On Thursday night, Bloomington’s city council approved just five of the six items on its agenda that make up the legislative package covering the roughly $170 million budget for 2020.
The one item that didn’t get approved was the salary ordinance that sets police and fire salaries—they’re part of the same ordinance. It was put off, with a motion to table, which passed 9–0 on the nine-member council.
The decision to table the question appeared to be based on a hope for some kind of breakthrough in collective bargaining negotiations between the city and the police union.
A meeting with the city, the police union and a mediator, is scheduled for Oct. 24. The talks, which started with four meetings in 2018, did not conclude with an agreement by the end of that year, which was the end of the contract. So Bloomington police have been working thorough 2019 under a so-called “evergreen” clause.
Councilmembers also got clarification Thursday night that the proposed salary ordinance for 2020 means police would paid the same next year as they were in 2018. “It doesn’t appear that anyone wants that,” councilmember Steve Volan said.
Two factors seemed to give councilmembers the comfort they needed to entertain the idea of putting off a vote on the police and fire salaries.
They learned Monday night from council attorney/administrator Dan Sherman that they did not need to pass the salary ordinance by Nov. 1—which is the deadline for passing tax rates and appropriations. They also learned from controller Jeff Underwood that he had authority to pay firefighters and police through the end of 2019, based on the current salary ordinance.

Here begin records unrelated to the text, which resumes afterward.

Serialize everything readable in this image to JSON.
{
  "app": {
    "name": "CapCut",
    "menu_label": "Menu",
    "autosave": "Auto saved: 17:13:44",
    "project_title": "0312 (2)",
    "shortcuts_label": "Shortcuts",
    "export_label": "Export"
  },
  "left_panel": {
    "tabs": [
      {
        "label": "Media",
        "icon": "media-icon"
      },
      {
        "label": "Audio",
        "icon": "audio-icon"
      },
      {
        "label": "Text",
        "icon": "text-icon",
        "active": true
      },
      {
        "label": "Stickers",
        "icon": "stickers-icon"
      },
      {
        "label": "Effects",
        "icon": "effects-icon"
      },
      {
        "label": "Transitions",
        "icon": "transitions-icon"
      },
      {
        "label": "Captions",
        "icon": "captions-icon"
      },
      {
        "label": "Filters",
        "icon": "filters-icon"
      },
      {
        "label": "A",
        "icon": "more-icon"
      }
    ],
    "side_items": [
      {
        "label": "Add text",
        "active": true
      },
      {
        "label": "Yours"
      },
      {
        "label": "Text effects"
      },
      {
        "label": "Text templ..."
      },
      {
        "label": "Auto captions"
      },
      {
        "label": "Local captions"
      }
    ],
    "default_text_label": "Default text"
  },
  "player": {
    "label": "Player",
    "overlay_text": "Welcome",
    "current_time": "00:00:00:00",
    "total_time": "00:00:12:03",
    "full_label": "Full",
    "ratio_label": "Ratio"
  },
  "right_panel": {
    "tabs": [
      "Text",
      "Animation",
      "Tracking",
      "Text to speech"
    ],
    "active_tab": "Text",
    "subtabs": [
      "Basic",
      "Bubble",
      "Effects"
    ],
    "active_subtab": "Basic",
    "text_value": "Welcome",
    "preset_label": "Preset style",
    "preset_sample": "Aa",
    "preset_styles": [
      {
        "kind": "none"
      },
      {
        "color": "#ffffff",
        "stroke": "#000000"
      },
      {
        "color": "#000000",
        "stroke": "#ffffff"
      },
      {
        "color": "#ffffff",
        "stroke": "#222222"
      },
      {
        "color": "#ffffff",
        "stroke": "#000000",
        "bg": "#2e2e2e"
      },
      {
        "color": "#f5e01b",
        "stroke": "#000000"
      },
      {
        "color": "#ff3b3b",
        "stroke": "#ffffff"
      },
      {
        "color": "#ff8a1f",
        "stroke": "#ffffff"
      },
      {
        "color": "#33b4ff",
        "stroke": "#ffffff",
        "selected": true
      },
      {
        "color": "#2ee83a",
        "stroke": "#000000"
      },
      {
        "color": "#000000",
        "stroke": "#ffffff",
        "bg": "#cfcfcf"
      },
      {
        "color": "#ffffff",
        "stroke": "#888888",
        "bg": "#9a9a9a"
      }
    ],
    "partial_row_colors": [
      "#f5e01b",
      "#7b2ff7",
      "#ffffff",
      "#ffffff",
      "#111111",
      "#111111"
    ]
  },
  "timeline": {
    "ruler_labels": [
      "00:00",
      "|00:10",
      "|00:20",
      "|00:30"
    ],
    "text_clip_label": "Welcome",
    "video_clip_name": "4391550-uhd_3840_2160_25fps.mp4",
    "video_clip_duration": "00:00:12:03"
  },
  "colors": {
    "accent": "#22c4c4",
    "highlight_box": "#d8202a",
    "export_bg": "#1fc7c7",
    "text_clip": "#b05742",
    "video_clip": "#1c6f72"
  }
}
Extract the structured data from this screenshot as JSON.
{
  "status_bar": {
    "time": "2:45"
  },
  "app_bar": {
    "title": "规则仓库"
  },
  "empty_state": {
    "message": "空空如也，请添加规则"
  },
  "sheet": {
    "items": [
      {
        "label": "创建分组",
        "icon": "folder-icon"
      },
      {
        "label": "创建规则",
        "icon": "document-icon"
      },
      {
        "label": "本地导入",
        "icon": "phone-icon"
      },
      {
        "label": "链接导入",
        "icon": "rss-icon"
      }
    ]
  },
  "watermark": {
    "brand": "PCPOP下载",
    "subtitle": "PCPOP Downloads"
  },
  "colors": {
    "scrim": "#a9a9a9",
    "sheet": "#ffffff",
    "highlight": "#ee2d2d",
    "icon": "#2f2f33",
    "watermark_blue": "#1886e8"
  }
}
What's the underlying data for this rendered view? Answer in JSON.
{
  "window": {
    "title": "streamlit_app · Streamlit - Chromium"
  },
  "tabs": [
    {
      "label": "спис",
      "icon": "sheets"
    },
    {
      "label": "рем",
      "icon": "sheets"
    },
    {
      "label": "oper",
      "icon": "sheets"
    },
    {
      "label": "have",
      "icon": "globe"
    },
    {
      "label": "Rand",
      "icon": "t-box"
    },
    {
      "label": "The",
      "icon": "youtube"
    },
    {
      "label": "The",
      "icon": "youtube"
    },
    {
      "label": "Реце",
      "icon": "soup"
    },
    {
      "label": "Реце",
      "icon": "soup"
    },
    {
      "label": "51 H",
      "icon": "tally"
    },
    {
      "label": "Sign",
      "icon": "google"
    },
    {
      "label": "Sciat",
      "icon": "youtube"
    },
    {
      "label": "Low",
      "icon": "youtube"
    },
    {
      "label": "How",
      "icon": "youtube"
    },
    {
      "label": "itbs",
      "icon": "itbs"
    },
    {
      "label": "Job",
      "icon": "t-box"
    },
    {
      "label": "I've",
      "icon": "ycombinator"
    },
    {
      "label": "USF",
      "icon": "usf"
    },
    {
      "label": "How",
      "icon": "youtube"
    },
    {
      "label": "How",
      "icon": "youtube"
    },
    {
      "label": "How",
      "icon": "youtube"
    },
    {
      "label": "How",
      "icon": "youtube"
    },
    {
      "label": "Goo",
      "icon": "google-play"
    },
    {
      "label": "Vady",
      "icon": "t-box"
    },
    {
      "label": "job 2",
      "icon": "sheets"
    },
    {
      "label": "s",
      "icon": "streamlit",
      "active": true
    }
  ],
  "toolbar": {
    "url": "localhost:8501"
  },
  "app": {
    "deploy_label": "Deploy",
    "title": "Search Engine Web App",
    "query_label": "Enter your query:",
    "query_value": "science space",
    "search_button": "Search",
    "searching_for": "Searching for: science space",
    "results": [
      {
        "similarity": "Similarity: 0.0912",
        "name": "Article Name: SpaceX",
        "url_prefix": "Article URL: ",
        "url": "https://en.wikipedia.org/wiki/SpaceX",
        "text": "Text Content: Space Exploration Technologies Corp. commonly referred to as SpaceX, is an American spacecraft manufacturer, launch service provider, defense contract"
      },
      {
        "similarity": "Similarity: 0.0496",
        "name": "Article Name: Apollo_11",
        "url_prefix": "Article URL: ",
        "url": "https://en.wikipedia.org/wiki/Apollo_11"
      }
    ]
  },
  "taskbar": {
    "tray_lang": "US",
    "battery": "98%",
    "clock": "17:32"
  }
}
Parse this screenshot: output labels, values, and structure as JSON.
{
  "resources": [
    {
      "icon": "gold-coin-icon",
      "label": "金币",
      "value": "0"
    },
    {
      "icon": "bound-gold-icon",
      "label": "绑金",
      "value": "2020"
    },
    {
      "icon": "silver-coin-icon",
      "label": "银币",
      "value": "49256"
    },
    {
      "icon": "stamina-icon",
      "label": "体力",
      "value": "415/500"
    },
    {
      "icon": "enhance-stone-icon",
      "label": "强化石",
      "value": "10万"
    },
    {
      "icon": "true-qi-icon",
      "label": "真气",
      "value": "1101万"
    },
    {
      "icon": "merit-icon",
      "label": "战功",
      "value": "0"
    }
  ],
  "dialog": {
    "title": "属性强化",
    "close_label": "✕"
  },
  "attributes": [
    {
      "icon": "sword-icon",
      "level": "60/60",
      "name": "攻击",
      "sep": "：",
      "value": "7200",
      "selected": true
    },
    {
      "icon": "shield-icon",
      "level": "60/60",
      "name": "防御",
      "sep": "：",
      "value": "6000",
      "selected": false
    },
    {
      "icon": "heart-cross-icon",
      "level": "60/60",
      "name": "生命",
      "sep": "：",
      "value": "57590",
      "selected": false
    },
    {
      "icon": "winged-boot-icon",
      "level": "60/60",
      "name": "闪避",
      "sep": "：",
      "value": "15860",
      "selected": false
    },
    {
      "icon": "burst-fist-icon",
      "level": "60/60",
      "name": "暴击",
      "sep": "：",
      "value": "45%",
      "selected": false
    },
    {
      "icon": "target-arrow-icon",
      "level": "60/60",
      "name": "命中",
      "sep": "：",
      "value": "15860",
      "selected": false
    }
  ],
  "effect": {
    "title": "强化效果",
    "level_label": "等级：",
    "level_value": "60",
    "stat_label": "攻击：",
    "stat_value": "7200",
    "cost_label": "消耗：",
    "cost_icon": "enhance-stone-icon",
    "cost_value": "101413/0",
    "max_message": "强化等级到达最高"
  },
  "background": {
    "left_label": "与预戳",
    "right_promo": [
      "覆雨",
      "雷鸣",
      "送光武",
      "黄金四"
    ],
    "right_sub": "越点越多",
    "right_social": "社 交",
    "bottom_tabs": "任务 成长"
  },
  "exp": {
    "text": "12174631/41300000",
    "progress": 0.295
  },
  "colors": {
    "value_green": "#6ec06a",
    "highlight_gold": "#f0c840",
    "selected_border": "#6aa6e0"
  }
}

The council will need find time to approve a new salary ordinance by the end of the year if police and firefighters are going to get paid in 2020. That will mean fitting it into a schedule packed from now until the end of the year with hearings and deliberations on the updated Unified Development Ordinance. Continue reading “Bloomington’s city council OKs 2020 budget, declines to set pay for police, cites ongoing labor talks”